By most every metric, Ryan Blaney has enjoyed a breakout season, but the case could be made that he is a handful of misfortunes short of joining Denny Hamlin and Kevin Harvick as the NASCAR Cup Series championship favorites.
The 26-year-old led 150 of the 334 laps on Sunday in the O’Reily Auto Parts 500, including a sweep of the first two stages, but he finished seventh due to things out of his control over the final 30 laps at Texas Motor Speedway.
It appeared as if the race would be decided between Blaney and Denny Hamlin as the final round of green flag pit stops came to a close. Hamlin had just taken the lead on a two-tire strategy play by crew chief Chris Gabehart, but Blaney was starting to make time back up.
That’s when Quin Houff triggered the penultimate caution for a crash with Christopher Bell and Matt DiBenedetto while trying to get to pit road.
That trapped Blaney one lap down—eligible for the waive around when the remaining leaders came down pit road—but he was still trapped in the mid-pack before the final 15 laps.
Hamlin was involved in two crashes and finished 22nd. For his part, Blaney ultimately worked his way back to seventh, unable to overcome the dirty air and lack of falloff from those who restarted on older tires.
“Honestly, I don’t know what the opposite material of a golden horseshoe is, but we’ve found it,” Blaney said after the race. “We’ve just kind of been unlucky a lot of the year with really fast cars and just cautions when we didn’t need them or just bad breaks. Gosh, we feel like we should have four or five wins at this point.
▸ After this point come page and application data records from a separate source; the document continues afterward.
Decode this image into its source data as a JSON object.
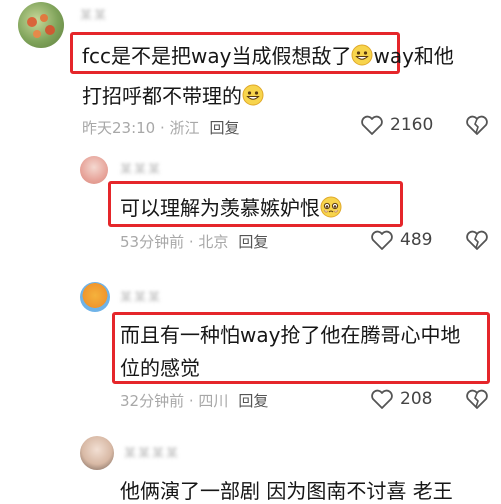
{
  "colors": {
    "highlight": "#e5262a",
    "meta": "#a8a8a8",
    "text": "#161616"
  },
  "comments": [
    {
      "username": "某某",
      "text_line1": "fcc是不是把way当成假想敌了",
      "text_line1_tail": "way和他",
      "text_line2": "打招呼都不带理的",
      "time": "昨天23:10 · 浙江",
      "reply": "回复",
      "likes": "2160",
      "emoji": "grin-emoji"
    },
    {
      "username": "某某某",
      "text": "可以理解为羡慕嫉妒恨",
      "time": "53分钟前 · 北京",
      "reply": "回复",
      "likes": "489",
      "emoji": "pleading-emoji"
    },
    {
      "username": "某某某",
      "text_line1": "而且有一种怕way抢了他在腾哥心中地",
      "text_line2": "位的感觉",
      "time": "32分钟前 · 四川",
      "reply": "回复",
      "likes": "208"
    },
    {
      "username": "某某某某",
      "text": "他俩演了一部剧 因为图南不讨喜 老王"
    }
  ]
}
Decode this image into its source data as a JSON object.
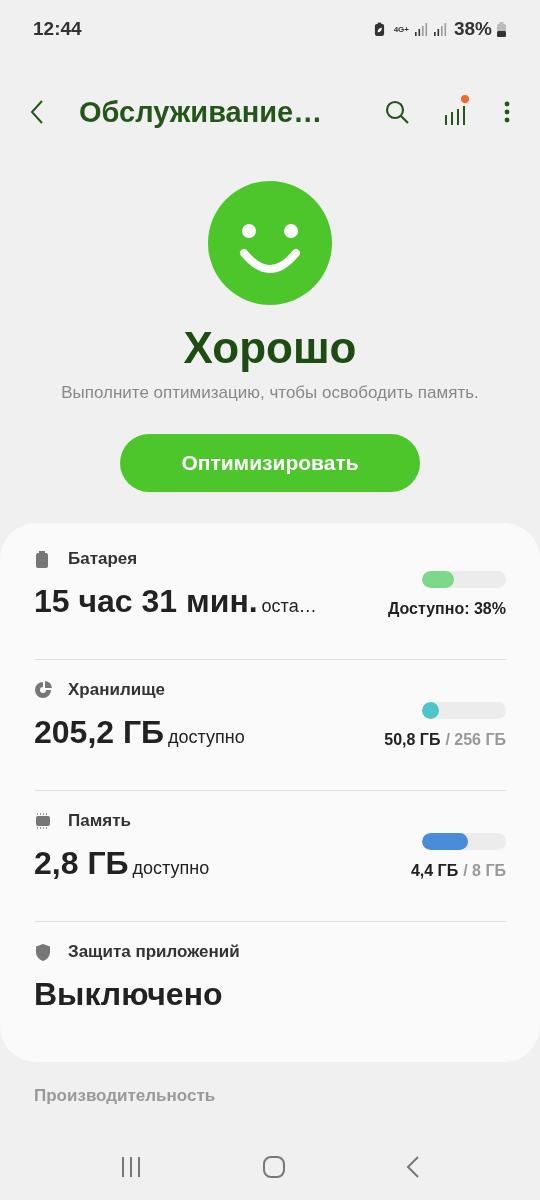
{
  "status_bar": {
    "time": "12:44",
    "network": "4G+",
    "battery": "38%"
  },
  "toolbar": {
    "title": "Обслуживание…",
    "stats_badge": true
  },
  "status": {
    "title": "Хорошо",
    "message": "Выполните оптимизацию, чтобы освободить память.",
    "button": "Оптимизировать"
  },
  "items": [
    {
      "kind": "battery",
      "label": "Батарея",
      "value": "15 час 31 мин.",
      "unit": "оста…",
      "level": 0.38,
      "color": "#7dd98a",
      "reading": "Доступно: 38%"
    },
    {
      "kind": "storage",
      "label": "Хранилище",
      "value": "205,2 ГБ",
      "unit": "доступно",
      "level": 0.2,
      "color": "#4ec5c8",
      "used": "50,8 ГБ",
      "total": "/ 256 ГБ"
    },
    {
      "kind": "memory",
      "label": "Память",
      "value": "2,8 ГБ",
      "unit": "доступно",
      "level": 0.55,
      "color": "#4a8cd8",
      "used": "4,4 ГБ",
      "total": "/ 8 ГБ"
    },
    {
      "kind": "protection",
      "label": "Защита приложений",
      "value": "Выключено"
    }
  ],
  "next_section": "Производительность"
}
We’ve had cars to do it, and it just doesn’t play out for us, but I’m proud of the speed that we have.
“I feel like we can go up there and compete with [Harvick] and [Hamlin] and some of the best guys that have gotten all those wins this year, we’ve just got to be able to have things go our way. I feel like we’re doing a lot of things right; it’s just some bad circumstances.”
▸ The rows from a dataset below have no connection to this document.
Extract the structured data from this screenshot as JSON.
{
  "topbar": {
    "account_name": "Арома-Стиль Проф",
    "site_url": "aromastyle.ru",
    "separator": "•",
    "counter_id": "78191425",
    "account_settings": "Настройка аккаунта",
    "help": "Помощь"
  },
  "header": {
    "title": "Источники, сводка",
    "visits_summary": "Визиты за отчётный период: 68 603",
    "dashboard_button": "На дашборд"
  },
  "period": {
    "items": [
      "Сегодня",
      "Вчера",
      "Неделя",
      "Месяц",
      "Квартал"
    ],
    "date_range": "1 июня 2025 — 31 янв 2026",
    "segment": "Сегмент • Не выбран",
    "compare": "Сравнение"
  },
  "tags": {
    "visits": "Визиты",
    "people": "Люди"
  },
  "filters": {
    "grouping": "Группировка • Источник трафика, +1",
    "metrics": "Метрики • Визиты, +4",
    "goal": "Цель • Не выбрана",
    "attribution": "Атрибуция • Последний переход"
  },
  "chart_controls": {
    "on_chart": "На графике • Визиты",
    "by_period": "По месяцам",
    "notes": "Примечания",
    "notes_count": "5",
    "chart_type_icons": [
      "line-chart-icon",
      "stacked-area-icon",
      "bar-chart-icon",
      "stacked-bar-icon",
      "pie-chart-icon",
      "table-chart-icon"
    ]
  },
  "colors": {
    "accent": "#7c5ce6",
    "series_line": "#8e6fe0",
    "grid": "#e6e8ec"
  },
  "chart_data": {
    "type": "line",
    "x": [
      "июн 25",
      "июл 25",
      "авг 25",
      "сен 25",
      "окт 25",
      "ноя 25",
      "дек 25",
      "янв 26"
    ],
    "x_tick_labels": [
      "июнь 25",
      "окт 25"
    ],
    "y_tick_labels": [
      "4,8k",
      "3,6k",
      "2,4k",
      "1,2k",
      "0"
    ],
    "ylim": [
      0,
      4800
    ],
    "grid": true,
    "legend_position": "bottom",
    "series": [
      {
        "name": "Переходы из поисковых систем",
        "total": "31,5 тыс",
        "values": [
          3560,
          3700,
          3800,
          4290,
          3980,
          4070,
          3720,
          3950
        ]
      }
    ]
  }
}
Blaney still left Texas second in the championship standings, but has just the Talladega win compared with Hamlin and Harvick at four. More important, Blaney has just eight playoff points, compared with 23 and 22 from Hamlin and Harvick.
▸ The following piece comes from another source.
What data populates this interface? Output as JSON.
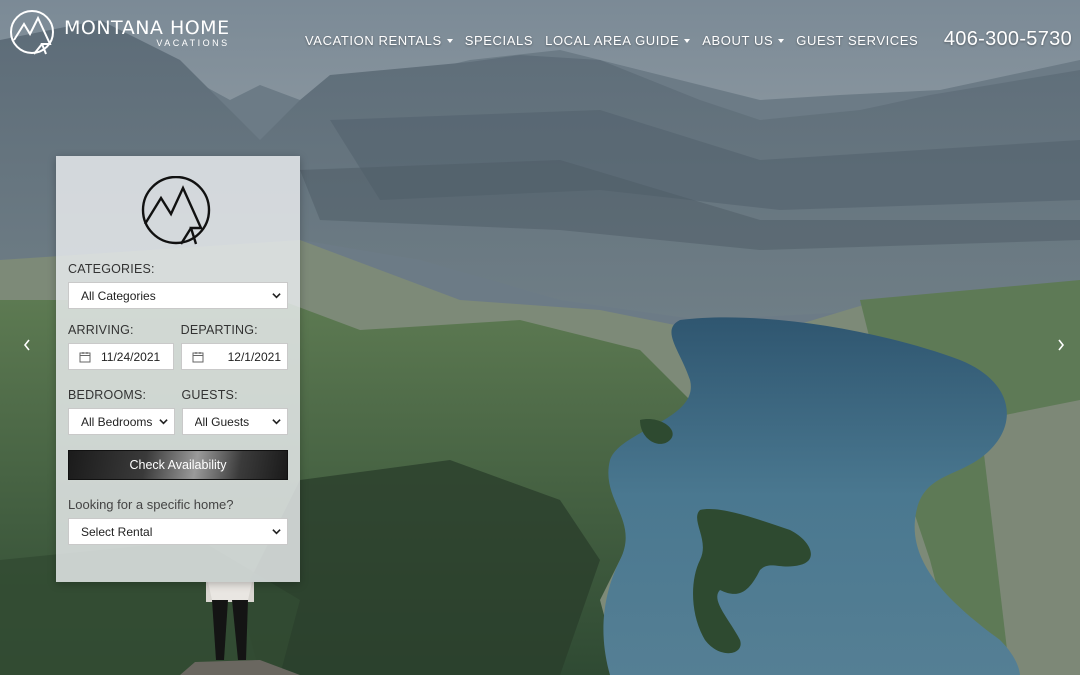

Playoff points are the order in which drivers will be reseeded during each round of the playoffs when they start in two months.
Blaney can point to several races in which he could have won and added to that playoff point total. Last weekend at Kentucky, the Team Penske No. 12 had one of the most competitive cars but struck an apron bump on the final lap of the overtime finish.
He was leading before the coronavirus shutdown in March at Las Vegas, when a decision to pit after a late caution denied him a sure win. The next week, he was closing on leader Alex Bowman when he suffered a tire failure.
He’s led the third most laps this year, and in 12 of 17 overall races, but just hasn’t been able to close out when wins seem within reach.
“To a point, it’s frustrating when it happens,” Blaney said. “You’re like, ‘Man, bad break after bad break. What in the hell do we have to do to have things go our way?’ There are really two ways you can approach it. You can be a little upset and ticked off that things aren’t going your way, or you can just think about the good things that our cars are really fast right now over in that 12 crew.
“We’ve been capable of winning a lot of races this year, it, like I said, hasn’t played out for us. It’s frustrating at the time, but there’s no point in dwelling on things. You just focus on what you need to do, and that’s just keep bringing fast race cars. If you keep running up front and leading laps, I hope, and I think that things will eventually go our way.”
BLANEY: ‘WHAT IN THE HELL DO WE NEED TO DO TO HAVE THINGS GO OUR WAY?’